• _REQUIREMENT_: The required output is every record, reproduced exactly.

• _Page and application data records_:
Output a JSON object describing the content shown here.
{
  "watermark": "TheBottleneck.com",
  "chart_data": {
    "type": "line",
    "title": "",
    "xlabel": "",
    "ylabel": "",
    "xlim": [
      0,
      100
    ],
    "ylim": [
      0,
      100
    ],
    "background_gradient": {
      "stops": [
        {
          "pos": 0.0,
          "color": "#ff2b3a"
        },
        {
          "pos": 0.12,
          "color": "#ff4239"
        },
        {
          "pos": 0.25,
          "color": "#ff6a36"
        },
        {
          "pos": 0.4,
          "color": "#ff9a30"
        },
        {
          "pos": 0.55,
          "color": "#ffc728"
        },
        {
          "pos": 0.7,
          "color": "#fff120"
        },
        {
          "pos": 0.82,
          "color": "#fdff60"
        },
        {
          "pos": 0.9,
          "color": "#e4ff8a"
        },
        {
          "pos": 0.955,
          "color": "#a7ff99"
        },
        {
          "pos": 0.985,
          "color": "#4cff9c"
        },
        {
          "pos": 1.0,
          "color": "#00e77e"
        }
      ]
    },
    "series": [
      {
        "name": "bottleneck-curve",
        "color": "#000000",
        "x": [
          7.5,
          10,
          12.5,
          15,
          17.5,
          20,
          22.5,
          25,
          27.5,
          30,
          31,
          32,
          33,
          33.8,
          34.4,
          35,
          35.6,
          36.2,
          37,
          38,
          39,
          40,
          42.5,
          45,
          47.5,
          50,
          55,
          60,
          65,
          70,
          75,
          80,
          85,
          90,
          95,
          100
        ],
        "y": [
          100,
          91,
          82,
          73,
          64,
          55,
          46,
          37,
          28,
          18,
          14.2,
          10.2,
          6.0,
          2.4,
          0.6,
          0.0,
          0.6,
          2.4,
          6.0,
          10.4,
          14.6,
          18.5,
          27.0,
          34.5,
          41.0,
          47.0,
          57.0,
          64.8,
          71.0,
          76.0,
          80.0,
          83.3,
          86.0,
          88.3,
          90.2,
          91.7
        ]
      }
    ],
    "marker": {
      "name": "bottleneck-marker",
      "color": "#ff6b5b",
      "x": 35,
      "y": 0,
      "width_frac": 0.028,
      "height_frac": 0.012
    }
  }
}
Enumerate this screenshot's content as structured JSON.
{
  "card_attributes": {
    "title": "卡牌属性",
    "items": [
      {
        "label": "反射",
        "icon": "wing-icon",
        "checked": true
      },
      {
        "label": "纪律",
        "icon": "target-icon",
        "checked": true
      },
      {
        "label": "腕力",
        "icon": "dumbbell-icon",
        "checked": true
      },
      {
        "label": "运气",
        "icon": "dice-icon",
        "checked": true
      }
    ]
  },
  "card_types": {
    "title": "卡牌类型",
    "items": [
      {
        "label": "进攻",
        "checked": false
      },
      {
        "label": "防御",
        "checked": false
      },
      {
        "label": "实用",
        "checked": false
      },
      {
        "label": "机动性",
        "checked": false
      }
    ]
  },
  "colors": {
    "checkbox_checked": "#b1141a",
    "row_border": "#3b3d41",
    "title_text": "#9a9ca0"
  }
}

• _RESPONSE TO THE EXERCISE_:
Output a JSON object describing the content shown here.
{
  "watermark": "TheBottleneck.com",
  "chart_data": {
    "type": "line",
    "title": "",
    "xlabel": "",
    "ylabel": "",
    "xlim": [
      0,
      100
    ],
    "ylim": [
      0,
      100
    ],
    "background_gradient": {
      "stops": [
        {
          "pos": 0.0,
          "color": "#ff2b3a"
        },
        {
          "pos": 0.12,
          "color": "#ff4239"
        },
        {
          "pos": 0.25,
          "color": "#ff6a36"
        },
        {
          "pos": 0.4,
          "color": "#ff9a30"
        },
        {
          "pos": 0.55,
          "color": "#ffc728"
        },
        {
          "pos": 0.7,
          "color": "#fff120"
        },
        {
          "pos": 0.82,
          "color": "#fdff60"
        },
        {
          "pos": 0.9,
          "color": "#e4ff8a"
        },
        {
          "pos": 0.955,
          "color": "#a7ff99"
        },
        {
          "pos": 0.985,
          "color": "#4cff9c"
        },
        {
          "pos": 1.0,
          "color": "#00e77e"
        }
      ]
    },
    "series": [
      {
        "name": "bottleneck-curve",
        "color": "#000000",
        "x": [
          7.5,
          10,
          12.5,
          15,
          17.5,
          20,
          22.5,
          25,
          27.5,
          30,
          31,
          32,
          33,
          33.8,
          34.4,
          35,
          35.6,
          36.2,
          37,
          38,
          39,
          40,
          42.5,
          45,
          47.5,
          50,
          55,
          60,
          65,
          70,
          75,
          80,
          85,
          90,
          95,
          100
        ],
        "y": [
          100,
          91,
          82,
          73,
          64,
          55,
          46,
          37,
          28,
          18,
          14.2,
          10.2,
          6.0,
          2.4,
          0.6,
          0.0,
          0.6,
          2.4,
          6.0,
          10.4,
          14.6,
          18.5,
          27.0,
          34.5,
          41.0,
          47.0,
          57.0,
          64.8,
          71.0,
          76.0,
          80.0,
          83.3,
          86.0,
          88.3,
          90.2,
          91.7
        ]
      }
    ],
    "marker": {
      "name": "bottleneck-marker",
      "color": "#ff6b5b",
      "x": 35,
      "y": 0,
      "width_frac": 0.028,
      "height_frac": 0.012
    }
  }
}
Enumerate this screenshot's content as structured JSON.
{
  "card_attributes": {
    "title": "卡牌属性",
    "items": [
      {
        "label": "反射",
        "icon": "wing-icon",
        "checked": true
      },
      {
        "label": "纪律",
        "icon": "target-icon",
        "checked": true
      },
      {
        "label": "腕力",
        "icon": "dumbbell-icon",
        "checked": true
      },
      {
        "label": "运气",
        "icon": "dice-icon",
        "checked": true
      }
    ]
  },
  "card_types": {
    "title": "卡牌类型",
    "items": [
      {
        "label": "进攻",
        "checked": false
      },
      {
        "label": "防御",
        "checked": false
      },
      {
        "label": "实用",
        "checked": false
      },
      {
        "label": "机动性",
        "checked": false
      }
    ]
  },
  "colors": {
    "checkbox_checked": "#b1141a",
    "row_border": "#3b3d41",
    "title_text": "#9a9ca0"
  }
}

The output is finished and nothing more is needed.